The Mayor then got a turn to stand before the council. During his time, he talked about the Sister City Program, the Falconville Gala Parade, and the City Staff Bowling Team. The Sister City Program aims to establish a friendship between the people of Malsch, Germany, and the people of Falconville, California. It is bases off of the “People-to-People” Program which was put in place by the United States in 1956 to establish greater friendships between the U.S. and other nations. Mayor Smith was appointed Honorary Chairman of the Sister City Committee. The Falconville Gala Parade will be held the last Saturday of next month, at 10 a.m., and as in previous years VIP cars will be made available to each Council Person. There will, however, be no carnival this year as the police say it draws the wrong crowds. The City Staff Bowling Team just won first place in its seasonal bowling league, with a 9-1 record. This is the first time the team went through the league play without a forfeit. The team average was 236.

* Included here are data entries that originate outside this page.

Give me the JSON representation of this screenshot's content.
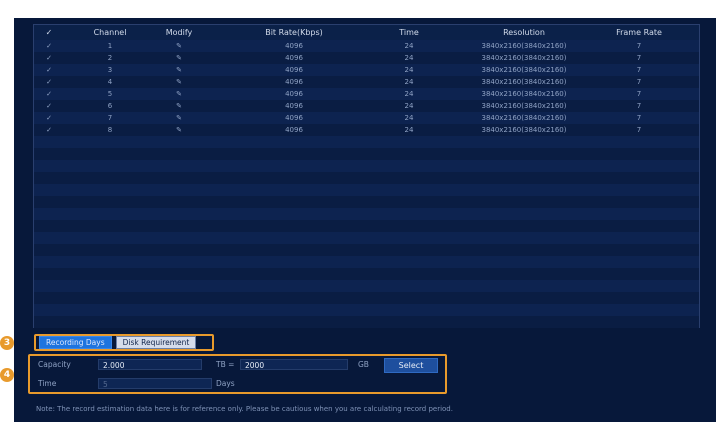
{
  "table": {
    "columns": [
      "✓",
      "Channel",
      "Modify",
      "Bit Rate(Kbps)",
      "Time",
      "Resolution",
      "Frame Rate"
    ],
    "rows": [
      {
        "check": "✓",
        "channel": "1",
        "modify": "✎",
        "bitrate": "4096",
        "time": "24",
        "resolution": "3840x2160(3840x2160)",
        "frame_rate": "7"
      },
      {
        "check": "✓",
        "channel": "2",
        "modify": "✎",
        "bitrate": "4096",
        "time": "24",
        "resolution": "3840x2160(3840x2160)",
        "frame_rate": "7"
      },
      {
        "check": "✓",
        "channel": "3",
        "modify": "✎",
        "bitrate": "4096",
        "time": "24",
        "resolution": "3840x2160(3840x2160)",
        "frame_rate": "7"
      },
      {
        "check": "✓",
        "channel": "4",
        "modify": "✎",
        "bitrate": "4096",
        "time": "24",
        "resolution": "3840x2160(3840x2160)",
        "frame_rate": "7"
      },
      {
        "check": "✓",
        "channel": "5",
        "modify": "✎",
        "bitrate": "4096",
        "time": "24",
        "resolution": "3840x2160(3840x2160)",
        "frame_rate": "7"
      },
      {
        "check": "✓",
        "channel": "6",
        "modify": "✎",
        "bitrate": "4096",
        "time": "24",
        "resolution": "3840x2160(3840x2160)",
        "frame_rate": "7"
      },
      {
        "check": "✓",
        "channel": "7",
        "modify": "✎",
        "bitrate": "4096",
        "time": "24",
        "resolution": "3840x2160(3840x2160)",
        "frame_rate": "7"
      },
      {
        "check": "✓",
        "channel": "8",
        "modify": "✎",
        "bitrate": "4096",
        "time": "24",
        "resolution": "3840x2160(3840x2160)",
        "frame_rate": "7"
      }
    ]
  },
  "tabs": {
    "recording_days": "Recording Days",
    "disk_requirement": "Disk Requirement"
  },
  "form": {
    "capacity_label": "Capacity",
    "capacity_tb": "2.000",
    "tb_unit": "TB =",
    "capacity_gb": "2000",
    "gb_unit": "GB",
    "select_label": "Select",
    "time_label": "Time",
    "time_value": "5",
    "days_unit": "Days"
  },
  "note": "Note: The record estimation data here is for reference only. Please be cautious when you are calculating record period.",
  "markers": {
    "tabs_marker": "3",
    "form_marker": "4"
  },
  "colors": {
    "background": "#07183a",
    "highlight_border": "#e89a2c",
    "active_tab": "#1e74df"
  },
  "icons": {
    "check": "check-icon",
    "modify": "pencil-icon"
  }
}
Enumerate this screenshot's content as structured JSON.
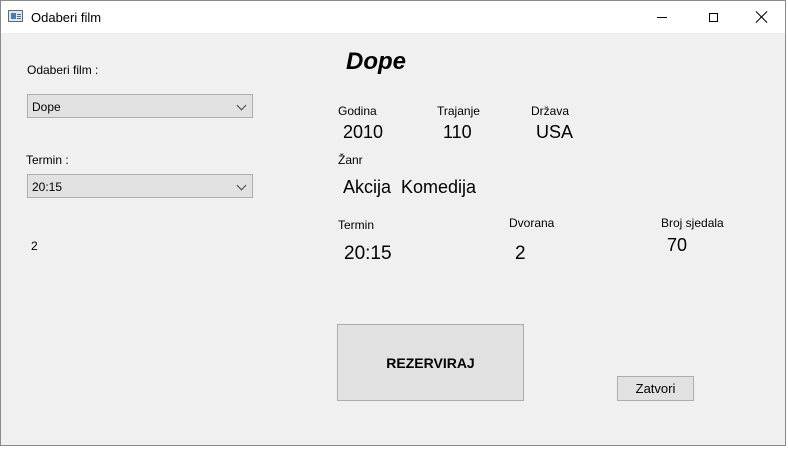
{
  "window": {
    "title": "Odaberi film"
  },
  "left": {
    "film_label": "Odaberi film :",
    "film_selected": "Dope",
    "termin_label": "Termin :",
    "termin_selected": "20:15",
    "info_number": "2"
  },
  "details": {
    "movie_title": "Dope",
    "godina_label": "Godina",
    "godina_value": "2010",
    "trajanje_label": "Trajanje",
    "trajanje_value": "110",
    "drzava_label": "Država",
    "drzava_value": "USA",
    "zanr_label": "Žanr",
    "zanr_value": "Akcija  Komedija",
    "termin_label": "Termin",
    "termin_value": "20:15",
    "dvorana_label": "Dvorana",
    "dvorana_value": "2",
    "sjedala_label": "Broj sjedala",
    "sjedala_value": "70"
  },
  "actions": {
    "reserve_label": "REZERVIRAJ",
    "close_label": "Zatvori"
  }
}
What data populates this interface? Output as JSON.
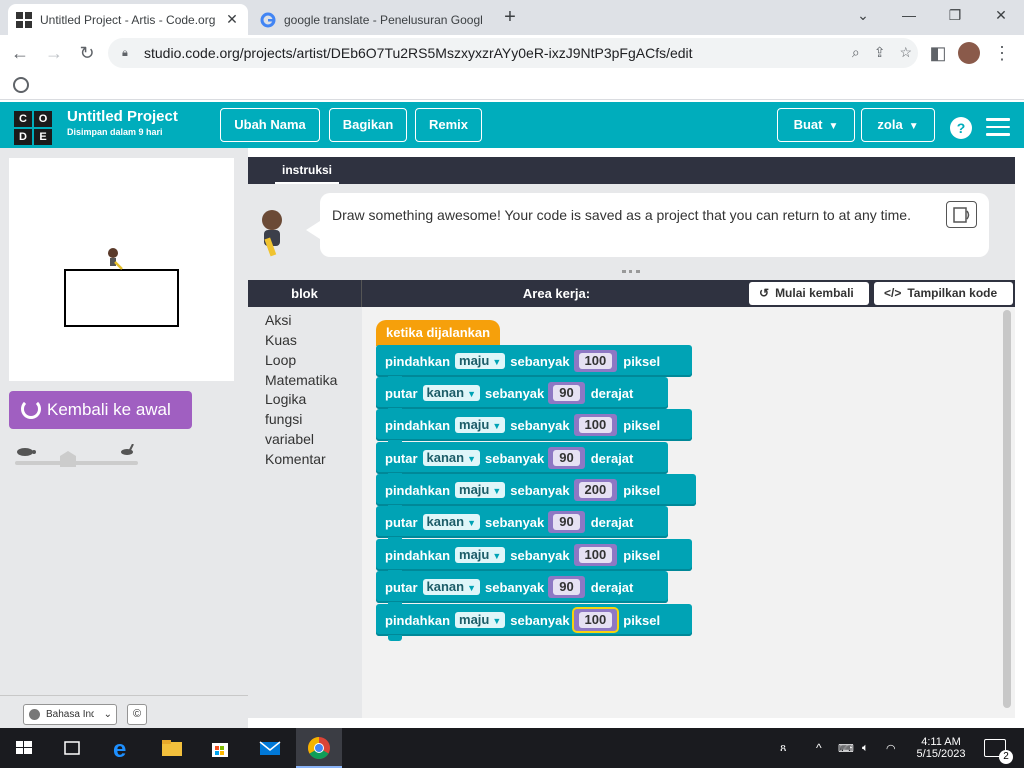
{
  "browser": {
    "tabs": [
      {
        "title": "Untitled Project - Artis - Code.org",
        "active": true,
        "icon": "codeorg-favicon"
      },
      {
        "title": "google translate - Penelusuran Google",
        "active": false,
        "icon": "google-icon"
      }
    ],
    "new_tab": "+",
    "url": "studio.code.org/projects/artist/DEb6O7Tu2RS5MszxyxzrAYy0eR-ixzJ9NtP3pFgACfs/edit"
  },
  "app": {
    "logo_letters": [
      "C",
      "O",
      "D",
      "E"
    ],
    "project_title": "Untitled Project",
    "saved_status": "Disimpan dalam 9 hari",
    "buttons": {
      "rename": "Ubah Nama",
      "share": "Bagikan",
      "remix": "Remix",
      "create": "Buat",
      "user": "zola",
      "help": "?"
    },
    "accent": "#00adbc"
  },
  "left": {
    "reset_button": "Kembali ke awal",
    "language": "Bahasa Indonesia",
    "copyright": "©"
  },
  "instructions": {
    "tab": "instruksi",
    "text": "Draw something awesome! Your code is saved as a project that you can return to at any time."
  },
  "workspace": {
    "toolbox_header": "blok",
    "area_header": "Area kerja:",
    "start_over": "Mulai kembali",
    "show_code": "Tampilkan kode",
    "categories": [
      "Aksi",
      "Kuas",
      "Loop",
      "Matematika",
      "Logika",
      "fungsi",
      "variabel",
      "Komentar"
    ],
    "hat_block": "ketika dijalankan",
    "blocks": [
      {
        "verb": "pindahkan",
        "dir": "maju",
        "by": "sebanyak",
        "value": "100",
        "unit": "piksel"
      },
      {
        "verb": "putar",
        "dir": "kanan",
        "by": "sebanyak",
        "value": "90",
        "unit": "derajat"
      },
      {
        "verb": "pindahkan",
        "dir": "maju",
        "by": "sebanyak",
        "value": "100",
        "unit": "piksel"
      },
      {
        "verb": "putar",
        "dir": "kanan",
        "by": "sebanyak",
        "value": "90",
        "unit": "derajat"
      },
      {
        "verb": "pindahkan",
        "dir": "maju",
        "by": "sebanyak",
        "value": "200",
        "unit": "piksel"
      },
      {
        "verb": "putar",
        "dir": "kanan",
        "by": "sebanyak",
        "value": "90",
        "unit": "derajat"
      },
      {
        "verb": "pindahkan",
        "dir": "maju",
        "by": "sebanyak",
        "value": "100",
        "unit": "piksel"
      },
      {
        "verb": "putar",
        "dir": "kanan",
        "by": "sebanyak",
        "value": "90",
        "unit": "derajat"
      },
      {
        "verb": "pindahkan",
        "dir": "maju",
        "by": "sebanyak",
        "value": "100",
        "unit": "piksel"
      }
    ]
  },
  "taskbar": {
    "time": "4:11 AM",
    "date": "5/15/2023",
    "notifications": "2"
  }
}
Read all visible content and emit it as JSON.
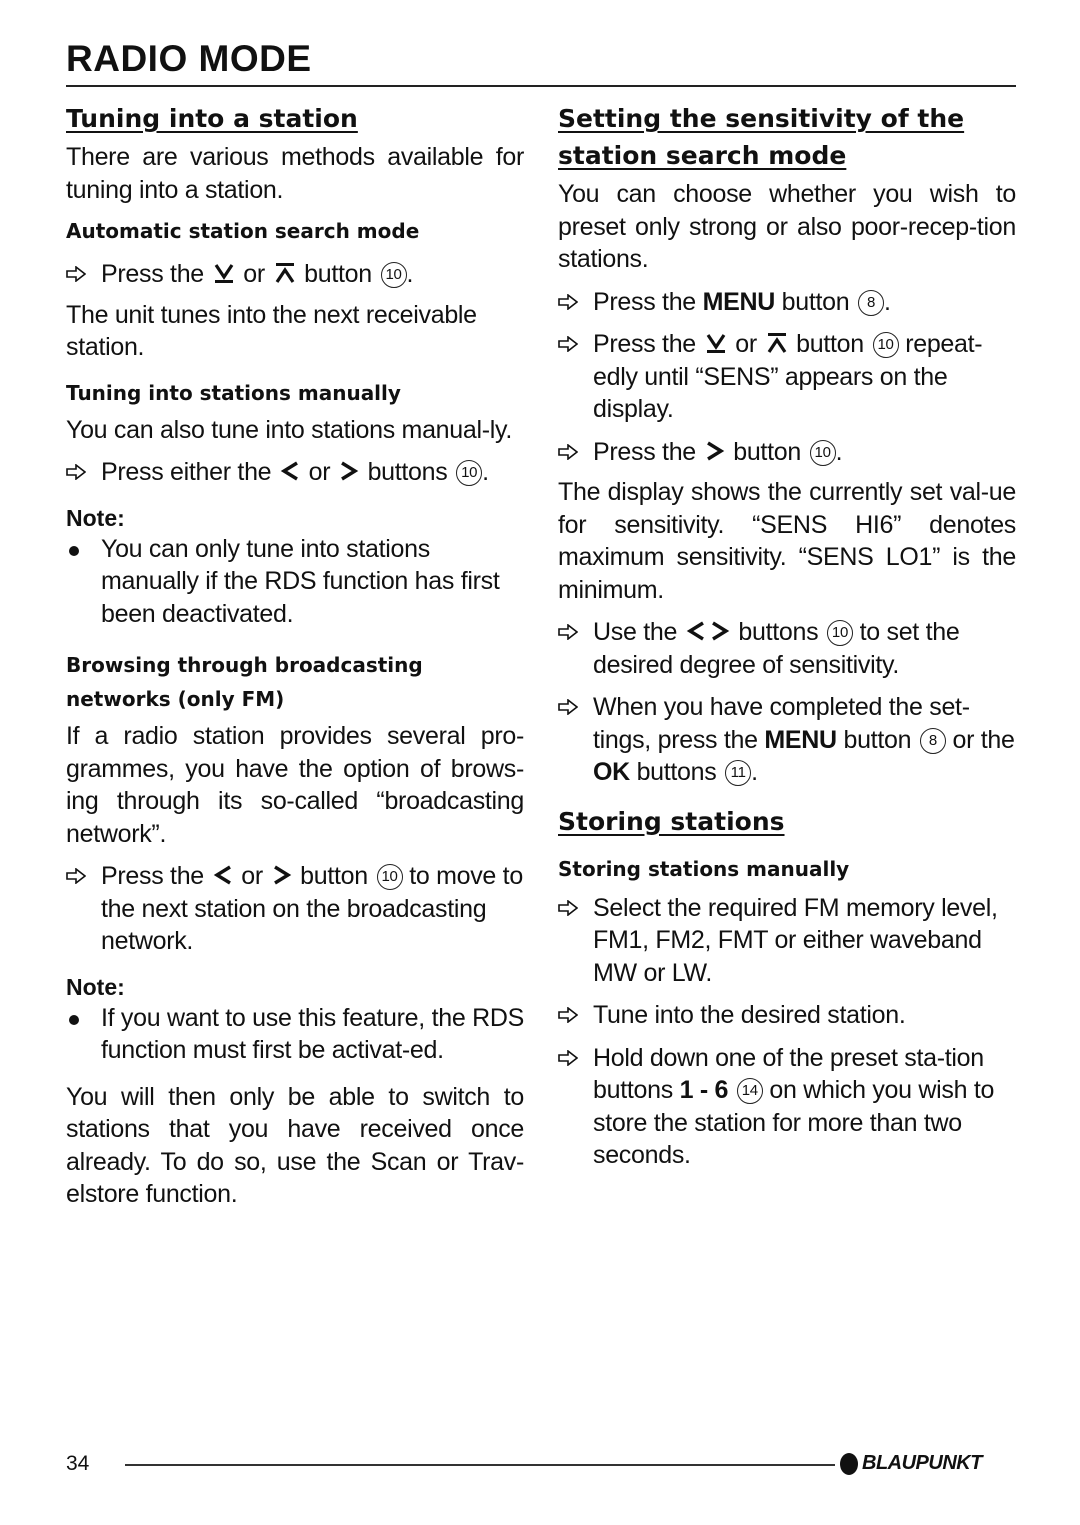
{
  "page": {
    "title": "RADIO MODE",
    "page_number": "34",
    "brand": "BLAUPUNKT"
  },
  "left": {
    "h_tuning": "Tuning into a station",
    "intro": "There are various methods available for tuning into a station.",
    "h_auto": "Automatic station search mode",
    "auto_step": {
      "pre": "Press the",
      "mid": "or",
      "post": "button",
      "num": "10",
      "end": "."
    },
    "auto_result": "The unit tunes into the next receivable station.",
    "h_manual": "Tuning into stations manually",
    "manual_intro": "You can also tune into stations manual-ly.",
    "manual_step": {
      "pre": "Press either the",
      "mid": "or",
      "post": "buttons",
      "num": "10",
      "end": "."
    },
    "note1_label": "Note:",
    "note1_text": "You can only tune into stations manually if the RDS function has first been deactivated.",
    "h_browse": "Browsing through broadcasting networks (only FM)",
    "browse_text": "If a radio station provides several pro-grammes, you have the option of brows-ing through its so-called “broadcasting network”.",
    "browse_step": {
      "pre": "Press the",
      "mid": "or",
      "post": "button",
      "num": "10",
      "end": "to move to the next station on the broadcasting network."
    },
    "note2_label": "Note:",
    "note2_text": "If you want to use this feature, the RDS function must first be activat-ed.",
    "closing": "You will then only be able to switch to stations that you have received once already. To do so, use the Scan or Trav-elstore function."
  },
  "right": {
    "h_sens": "Setting the sensitivity of the station search mode",
    "sens_intro": "You can choose whether you wish to preset only strong or also poor-recep-tion stations.",
    "step1": {
      "pre": "Press the",
      "bold": "MENU",
      "post": "button",
      "num": "8",
      "end": "."
    },
    "step2": {
      "pre": "Press the",
      "mid": "or",
      "post": "button",
      "num": "10",
      "end": "repeat-edly until “SENS” appears on the display."
    },
    "step3": {
      "pre": "Press the",
      "post": "button",
      "num": "10",
      "end": "."
    },
    "sens_desc": "The display shows the currently set val-ue for sensitivity. “SENS HI6” denotes maximum sensitivity. “SENS LO1” is the minimum.",
    "step4": {
      "pre": "Use the",
      "post": "buttons",
      "num": "10",
      "end": "to set the desired degree of sensitivity."
    },
    "step5": {
      "pre": "When you have completed the set-tings, press the",
      "bold": "MENU",
      "post": "button",
      "num": "8",
      "mid": "or the",
      "bold2": "OK",
      "post2": "buttons",
      "num2": "11",
      "end": "."
    },
    "h_store": "Storing stations",
    "h_store_manual": "Storing stations manually",
    "store1": "Select the required FM memory level, FM1, FM2, FMT or either waveband MW or LW.",
    "store2": "Tune into the desired station.",
    "store3": {
      "pre": "Hold down one of the preset sta-tion buttons",
      "bold": "1 - 6",
      "num": "14",
      "end": "on which you wish to store the station for more than two seconds."
    }
  },
  "icons": {
    "step_arrow": "hollow-right-arrow-icon",
    "down_button": "seek-down-icon",
    "up_button": "seek-up-icon",
    "left_button": "left-chevron-icon",
    "right_button": "right-chevron-icon",
    "note_bullet": "bullet-dot-icon",
    "brand_logo": "blaupunkt-dot-icon"
  }
}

CouncilwomanTanya Tager establishes a new position-City Administrator. Tager nominates Joan Bell to the position. There was a 5-0 vote to adopt and appoint Bell. While the mood was generally happy, some grumbling could be heard among the city employees. Bells’ position is effective first of next month.

The City Attorney Camden Hadley, who was next to speak, talked about Ordinances and Resolutions. He brings up a parking resolution for across from the high school. Students park there so they don’t have to park in school parking lots. Drug dealing is a possibility in their new “parking spots.” Police want to break this nuisance up. There was no vote, it was only a first reading. Tager opposed to “spot zoning” but nearby businesses were in support of the plan.

Next year’s budget was reviewed, as brought to the table by City Administrator. The staff recommends a $2.1 million budget, as opposed to last years $2.4 million. There will be pay raises of 4%, and for the police department, a pay raise of 5%. Because of the change in budget, the Police Department will no longer be providing officers as walking patrol at the cities Little League games. Instead, Chief Wanamaker said the department will be providing game announcers with a two-way radio incase police assistance is needed.

Finally comes a complaint from Tim and Suzan Conley, from 347 North L St. They are being charged $360 per year for waste and water bills, because the way their home is set up with three studio type apartments along the alley. They are entitled to 12 garbage cans, but only use three each week. However, they are still being charged for all 12 cans. They feel as though there should be exceptions and provisions for people like them. Higdon however says that there are people just like them, in the same predicament, and it would be too many people to keep track of. There was a 3-2 vote to send back to staff for better recommendation. We tried contacted Mr. Conley, but there was no answer.